Start of Block

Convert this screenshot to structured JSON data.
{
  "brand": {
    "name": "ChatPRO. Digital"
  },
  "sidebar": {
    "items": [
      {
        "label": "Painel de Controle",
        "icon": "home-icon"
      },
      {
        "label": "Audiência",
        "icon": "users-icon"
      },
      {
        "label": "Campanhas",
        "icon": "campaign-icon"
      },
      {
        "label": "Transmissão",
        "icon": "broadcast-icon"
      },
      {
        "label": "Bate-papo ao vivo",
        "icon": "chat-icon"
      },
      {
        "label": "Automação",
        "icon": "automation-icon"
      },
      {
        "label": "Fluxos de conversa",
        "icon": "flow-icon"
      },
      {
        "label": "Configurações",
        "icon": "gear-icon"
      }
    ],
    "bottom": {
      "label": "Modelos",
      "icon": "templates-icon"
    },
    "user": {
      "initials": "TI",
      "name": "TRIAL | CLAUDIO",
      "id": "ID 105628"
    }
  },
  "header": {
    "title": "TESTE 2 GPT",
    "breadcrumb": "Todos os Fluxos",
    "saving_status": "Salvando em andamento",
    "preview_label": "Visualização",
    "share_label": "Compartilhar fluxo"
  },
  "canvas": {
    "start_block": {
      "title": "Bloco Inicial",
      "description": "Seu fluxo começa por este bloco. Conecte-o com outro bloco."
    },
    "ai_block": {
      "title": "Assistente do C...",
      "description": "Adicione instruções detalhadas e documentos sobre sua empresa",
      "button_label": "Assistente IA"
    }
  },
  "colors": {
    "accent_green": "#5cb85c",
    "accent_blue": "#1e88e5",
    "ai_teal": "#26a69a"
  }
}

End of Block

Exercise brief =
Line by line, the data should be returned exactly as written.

Reply =
Convert this screenshot to structured JSON data.
{
  "brand": {
    "name": "ChatPRO. Digital"
  },
  "sidebar": {
    "items": [
      {
        "label": "Painel de Controle",
        "icon": "home-icon"
      },
      {
        "label": "Audiência",
        "icon": "users-icon"
      },
      {
        "label": "Campanhas",
        "icon": "campaign-icon"
      },
      {
        "label": "Transmissão",
        "icon": "broadcast-icon"
      },
      {
        "label": "Bate-papo ao vivo",
        "icon": "chat-icon"
      },
      {
        "label": "Automação",
        "icon": "automation-icon"
      },
      {
        "label": "Fluxos de conversa",
        "icon": "flow-icon"
      },
      {
        "label": "Configurações",
        "icon": "gear-icon"
      }
    ],
    "bottom": {
      "label": "Modelos",
      "icon": "templates-icon"
    },
    "user": {
      "initials": "TI",
      "name": "TRIAL | CLAUDIO",
      "id": "ID 105628"
    }
  },
  "header": {
    "title": "TESTE 2 GPT",
    "breadcrumb": "Todos os Fluxos",
    "saving_status": "Salvando em andamento",
    "preview_label": "Visualização",
    "share_label": "Compartilhar fluxo"
  },
  "canvas": {
    "start_block": {
      "title": "Bloco Inicial",
      "description": "Seu fluxo começa por este bloco. Conecte-o com outro bloco."
    },
    "ai_block": {
      "title": "Assistente do C...",
      "description": "Adicione instruções detalhadas e documentos sobre sua empresa",
      "button_label": "Assistente IA"
    }
  },
  "colors": {
    "accent_green": "#5cb85c",
    "accent_blue": "#1e88e5",
    "ai_teal": "#26a69a"
  }
}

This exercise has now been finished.